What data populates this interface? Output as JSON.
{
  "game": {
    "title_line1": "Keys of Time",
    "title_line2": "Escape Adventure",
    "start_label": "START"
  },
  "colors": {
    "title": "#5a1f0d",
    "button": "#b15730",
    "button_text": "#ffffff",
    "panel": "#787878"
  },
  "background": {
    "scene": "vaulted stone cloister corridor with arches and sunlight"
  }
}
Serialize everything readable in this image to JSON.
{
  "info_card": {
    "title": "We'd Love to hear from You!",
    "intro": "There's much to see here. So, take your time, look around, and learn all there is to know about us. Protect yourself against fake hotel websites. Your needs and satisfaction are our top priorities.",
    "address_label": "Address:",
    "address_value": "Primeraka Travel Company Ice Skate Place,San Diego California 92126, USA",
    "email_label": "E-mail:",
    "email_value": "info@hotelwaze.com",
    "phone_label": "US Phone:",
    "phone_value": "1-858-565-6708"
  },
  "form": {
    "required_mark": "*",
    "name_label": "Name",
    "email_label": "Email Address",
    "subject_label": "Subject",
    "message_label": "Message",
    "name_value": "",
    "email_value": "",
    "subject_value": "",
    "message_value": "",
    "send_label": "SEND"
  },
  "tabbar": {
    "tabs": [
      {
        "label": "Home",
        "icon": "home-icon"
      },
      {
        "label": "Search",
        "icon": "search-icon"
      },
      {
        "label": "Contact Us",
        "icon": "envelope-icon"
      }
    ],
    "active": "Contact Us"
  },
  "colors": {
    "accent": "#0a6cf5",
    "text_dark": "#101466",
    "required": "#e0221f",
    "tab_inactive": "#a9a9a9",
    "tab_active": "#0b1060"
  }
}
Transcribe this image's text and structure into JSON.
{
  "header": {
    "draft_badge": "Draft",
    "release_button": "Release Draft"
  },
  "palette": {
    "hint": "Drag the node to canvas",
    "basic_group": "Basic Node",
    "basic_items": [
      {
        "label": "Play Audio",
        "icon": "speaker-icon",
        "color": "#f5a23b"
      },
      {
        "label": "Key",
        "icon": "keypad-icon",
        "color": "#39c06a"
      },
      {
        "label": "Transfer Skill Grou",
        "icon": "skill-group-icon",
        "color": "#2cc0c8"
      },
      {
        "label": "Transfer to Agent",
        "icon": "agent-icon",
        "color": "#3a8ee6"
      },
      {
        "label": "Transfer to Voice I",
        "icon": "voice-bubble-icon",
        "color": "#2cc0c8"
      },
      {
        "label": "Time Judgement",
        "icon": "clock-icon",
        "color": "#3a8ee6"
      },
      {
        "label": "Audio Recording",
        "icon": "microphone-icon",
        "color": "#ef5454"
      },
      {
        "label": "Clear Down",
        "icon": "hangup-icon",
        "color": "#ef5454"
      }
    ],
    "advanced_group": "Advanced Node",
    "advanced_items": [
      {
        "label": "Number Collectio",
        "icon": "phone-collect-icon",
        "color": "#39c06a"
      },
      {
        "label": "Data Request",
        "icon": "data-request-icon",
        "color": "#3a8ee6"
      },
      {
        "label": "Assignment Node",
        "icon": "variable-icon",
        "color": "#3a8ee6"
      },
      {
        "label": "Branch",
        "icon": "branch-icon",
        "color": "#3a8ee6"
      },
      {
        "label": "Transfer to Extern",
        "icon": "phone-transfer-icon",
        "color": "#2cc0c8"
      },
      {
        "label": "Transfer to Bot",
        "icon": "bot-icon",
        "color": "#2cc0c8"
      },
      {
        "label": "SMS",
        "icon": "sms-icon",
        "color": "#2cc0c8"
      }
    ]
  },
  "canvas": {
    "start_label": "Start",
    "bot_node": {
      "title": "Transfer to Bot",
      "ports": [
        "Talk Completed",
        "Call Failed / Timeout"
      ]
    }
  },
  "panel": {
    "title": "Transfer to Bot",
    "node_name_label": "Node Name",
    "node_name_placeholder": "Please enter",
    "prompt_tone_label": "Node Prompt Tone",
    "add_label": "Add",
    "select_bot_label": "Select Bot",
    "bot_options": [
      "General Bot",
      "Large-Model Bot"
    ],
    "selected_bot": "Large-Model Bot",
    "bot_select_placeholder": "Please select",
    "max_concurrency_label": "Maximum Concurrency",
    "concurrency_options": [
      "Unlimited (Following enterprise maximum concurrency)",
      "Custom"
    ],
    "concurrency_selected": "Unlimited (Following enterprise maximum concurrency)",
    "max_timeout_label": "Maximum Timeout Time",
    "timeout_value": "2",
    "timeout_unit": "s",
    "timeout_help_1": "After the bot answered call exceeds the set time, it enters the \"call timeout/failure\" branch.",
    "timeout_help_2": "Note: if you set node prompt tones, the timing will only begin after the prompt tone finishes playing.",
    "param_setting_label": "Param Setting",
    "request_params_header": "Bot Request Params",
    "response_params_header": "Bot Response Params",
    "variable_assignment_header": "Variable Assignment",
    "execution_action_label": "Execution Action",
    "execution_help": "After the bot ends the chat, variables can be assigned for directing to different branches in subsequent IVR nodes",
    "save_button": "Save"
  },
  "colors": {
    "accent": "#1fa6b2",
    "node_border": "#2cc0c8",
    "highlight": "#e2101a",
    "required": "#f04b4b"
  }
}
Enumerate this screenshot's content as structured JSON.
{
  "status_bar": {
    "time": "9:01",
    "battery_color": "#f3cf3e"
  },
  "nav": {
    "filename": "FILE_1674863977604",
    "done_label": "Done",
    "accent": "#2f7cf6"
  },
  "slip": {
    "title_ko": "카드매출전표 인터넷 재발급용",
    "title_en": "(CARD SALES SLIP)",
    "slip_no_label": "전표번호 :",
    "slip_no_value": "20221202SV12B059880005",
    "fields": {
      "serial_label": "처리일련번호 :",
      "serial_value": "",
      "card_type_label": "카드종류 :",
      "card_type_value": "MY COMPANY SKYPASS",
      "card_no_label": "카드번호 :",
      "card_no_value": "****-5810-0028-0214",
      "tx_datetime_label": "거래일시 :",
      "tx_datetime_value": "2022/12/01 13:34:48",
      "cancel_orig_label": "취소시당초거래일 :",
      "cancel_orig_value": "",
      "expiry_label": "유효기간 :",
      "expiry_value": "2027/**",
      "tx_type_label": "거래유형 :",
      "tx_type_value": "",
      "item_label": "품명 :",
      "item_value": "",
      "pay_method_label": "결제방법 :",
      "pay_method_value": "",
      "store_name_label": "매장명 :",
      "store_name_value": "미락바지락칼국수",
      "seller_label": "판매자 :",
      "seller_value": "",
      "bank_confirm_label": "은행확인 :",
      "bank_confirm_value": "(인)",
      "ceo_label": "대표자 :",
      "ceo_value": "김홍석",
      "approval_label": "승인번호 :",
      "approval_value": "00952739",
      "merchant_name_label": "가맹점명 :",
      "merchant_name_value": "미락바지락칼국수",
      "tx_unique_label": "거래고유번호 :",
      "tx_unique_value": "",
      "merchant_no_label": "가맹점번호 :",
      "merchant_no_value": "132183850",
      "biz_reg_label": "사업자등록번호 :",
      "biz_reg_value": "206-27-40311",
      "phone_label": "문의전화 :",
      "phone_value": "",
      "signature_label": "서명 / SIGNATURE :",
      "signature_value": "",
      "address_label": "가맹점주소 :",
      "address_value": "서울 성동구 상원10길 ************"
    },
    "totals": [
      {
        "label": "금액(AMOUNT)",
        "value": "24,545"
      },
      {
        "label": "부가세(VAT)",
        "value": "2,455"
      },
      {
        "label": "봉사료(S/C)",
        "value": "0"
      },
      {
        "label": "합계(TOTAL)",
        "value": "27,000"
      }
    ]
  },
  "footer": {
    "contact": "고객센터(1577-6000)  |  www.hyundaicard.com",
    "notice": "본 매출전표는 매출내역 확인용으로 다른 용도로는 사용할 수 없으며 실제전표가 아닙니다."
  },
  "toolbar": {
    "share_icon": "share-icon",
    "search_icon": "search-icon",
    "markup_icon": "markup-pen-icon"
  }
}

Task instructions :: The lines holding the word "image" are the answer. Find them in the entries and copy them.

Answer box ::
Serialize everything readable in this image to JSON.
Transcribe this image's text and structure into JSON.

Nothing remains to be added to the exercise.